┌────────
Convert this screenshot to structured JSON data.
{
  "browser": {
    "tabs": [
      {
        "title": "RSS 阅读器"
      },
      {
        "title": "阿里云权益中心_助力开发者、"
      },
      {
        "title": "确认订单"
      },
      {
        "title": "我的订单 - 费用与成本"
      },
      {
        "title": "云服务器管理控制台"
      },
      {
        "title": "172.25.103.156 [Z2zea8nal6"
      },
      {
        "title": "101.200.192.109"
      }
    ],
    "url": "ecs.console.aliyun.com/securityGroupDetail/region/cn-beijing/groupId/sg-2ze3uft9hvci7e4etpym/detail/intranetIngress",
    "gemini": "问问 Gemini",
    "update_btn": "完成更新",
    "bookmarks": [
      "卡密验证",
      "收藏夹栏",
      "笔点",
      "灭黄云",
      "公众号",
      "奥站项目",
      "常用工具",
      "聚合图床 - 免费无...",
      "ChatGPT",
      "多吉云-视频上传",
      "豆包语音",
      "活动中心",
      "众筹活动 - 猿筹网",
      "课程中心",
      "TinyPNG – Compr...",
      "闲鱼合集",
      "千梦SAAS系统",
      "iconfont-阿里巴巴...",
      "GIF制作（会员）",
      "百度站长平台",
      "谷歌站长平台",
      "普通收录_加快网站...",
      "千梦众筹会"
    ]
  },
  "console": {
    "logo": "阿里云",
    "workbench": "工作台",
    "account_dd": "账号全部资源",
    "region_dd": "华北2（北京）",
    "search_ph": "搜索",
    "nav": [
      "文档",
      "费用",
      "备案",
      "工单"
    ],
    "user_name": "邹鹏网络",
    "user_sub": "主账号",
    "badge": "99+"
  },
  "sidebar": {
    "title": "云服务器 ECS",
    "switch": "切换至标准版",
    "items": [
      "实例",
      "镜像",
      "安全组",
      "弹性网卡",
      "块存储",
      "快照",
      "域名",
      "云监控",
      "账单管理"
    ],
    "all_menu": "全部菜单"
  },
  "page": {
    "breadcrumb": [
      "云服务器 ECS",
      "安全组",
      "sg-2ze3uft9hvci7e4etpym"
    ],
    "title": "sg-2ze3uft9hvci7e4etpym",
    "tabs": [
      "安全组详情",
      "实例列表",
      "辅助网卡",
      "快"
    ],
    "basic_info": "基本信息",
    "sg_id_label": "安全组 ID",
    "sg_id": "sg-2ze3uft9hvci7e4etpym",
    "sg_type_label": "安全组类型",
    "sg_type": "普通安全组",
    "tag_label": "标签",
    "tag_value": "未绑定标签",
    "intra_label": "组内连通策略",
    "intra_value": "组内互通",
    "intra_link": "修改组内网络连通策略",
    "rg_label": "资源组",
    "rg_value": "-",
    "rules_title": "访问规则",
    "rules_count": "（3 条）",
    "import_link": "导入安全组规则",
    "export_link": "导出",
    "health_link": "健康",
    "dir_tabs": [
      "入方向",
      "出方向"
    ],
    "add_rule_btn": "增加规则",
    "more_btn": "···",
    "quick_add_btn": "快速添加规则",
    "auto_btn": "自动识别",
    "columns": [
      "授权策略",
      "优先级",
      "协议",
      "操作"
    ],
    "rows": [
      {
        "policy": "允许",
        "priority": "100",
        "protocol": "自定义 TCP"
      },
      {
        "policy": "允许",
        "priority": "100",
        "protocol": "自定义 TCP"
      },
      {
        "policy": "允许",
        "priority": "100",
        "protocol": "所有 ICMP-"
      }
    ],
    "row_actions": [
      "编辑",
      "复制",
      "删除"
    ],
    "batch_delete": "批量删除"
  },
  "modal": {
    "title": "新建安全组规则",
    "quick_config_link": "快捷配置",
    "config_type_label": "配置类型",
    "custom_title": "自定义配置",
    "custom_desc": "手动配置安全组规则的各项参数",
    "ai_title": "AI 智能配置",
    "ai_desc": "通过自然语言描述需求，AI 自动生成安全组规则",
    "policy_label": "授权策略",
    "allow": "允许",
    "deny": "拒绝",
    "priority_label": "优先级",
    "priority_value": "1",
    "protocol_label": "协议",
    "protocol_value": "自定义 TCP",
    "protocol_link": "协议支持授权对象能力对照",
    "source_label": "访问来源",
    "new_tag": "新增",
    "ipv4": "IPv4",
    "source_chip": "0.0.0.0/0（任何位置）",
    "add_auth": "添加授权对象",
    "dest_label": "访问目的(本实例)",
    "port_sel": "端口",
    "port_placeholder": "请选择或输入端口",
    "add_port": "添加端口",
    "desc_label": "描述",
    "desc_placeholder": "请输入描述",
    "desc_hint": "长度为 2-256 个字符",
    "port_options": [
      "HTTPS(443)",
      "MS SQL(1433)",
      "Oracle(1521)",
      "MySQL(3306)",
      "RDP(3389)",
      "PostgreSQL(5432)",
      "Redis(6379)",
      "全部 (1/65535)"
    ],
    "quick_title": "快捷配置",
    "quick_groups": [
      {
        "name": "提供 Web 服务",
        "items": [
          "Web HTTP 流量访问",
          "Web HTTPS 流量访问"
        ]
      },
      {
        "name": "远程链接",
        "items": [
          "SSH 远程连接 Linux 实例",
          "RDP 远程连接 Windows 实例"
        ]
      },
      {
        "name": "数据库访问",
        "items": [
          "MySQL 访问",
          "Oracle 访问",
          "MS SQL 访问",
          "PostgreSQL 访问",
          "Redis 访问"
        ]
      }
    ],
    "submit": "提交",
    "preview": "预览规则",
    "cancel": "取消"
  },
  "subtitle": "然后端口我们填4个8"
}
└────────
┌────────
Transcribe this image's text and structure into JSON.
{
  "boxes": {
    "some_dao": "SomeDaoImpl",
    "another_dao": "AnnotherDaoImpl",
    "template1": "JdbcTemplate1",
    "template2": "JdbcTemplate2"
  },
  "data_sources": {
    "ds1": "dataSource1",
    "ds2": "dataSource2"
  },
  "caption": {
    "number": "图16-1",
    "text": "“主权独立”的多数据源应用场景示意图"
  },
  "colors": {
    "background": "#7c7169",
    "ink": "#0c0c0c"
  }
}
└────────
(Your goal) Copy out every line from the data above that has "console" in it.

(Exercise solution)
    "url": "ecs.console.aliyun.com/securityGroupDetail/region/cn-beijing/groupId/sg-2ze3uft9hvci7e4etpym/detail/intranetIngress",
  "console": {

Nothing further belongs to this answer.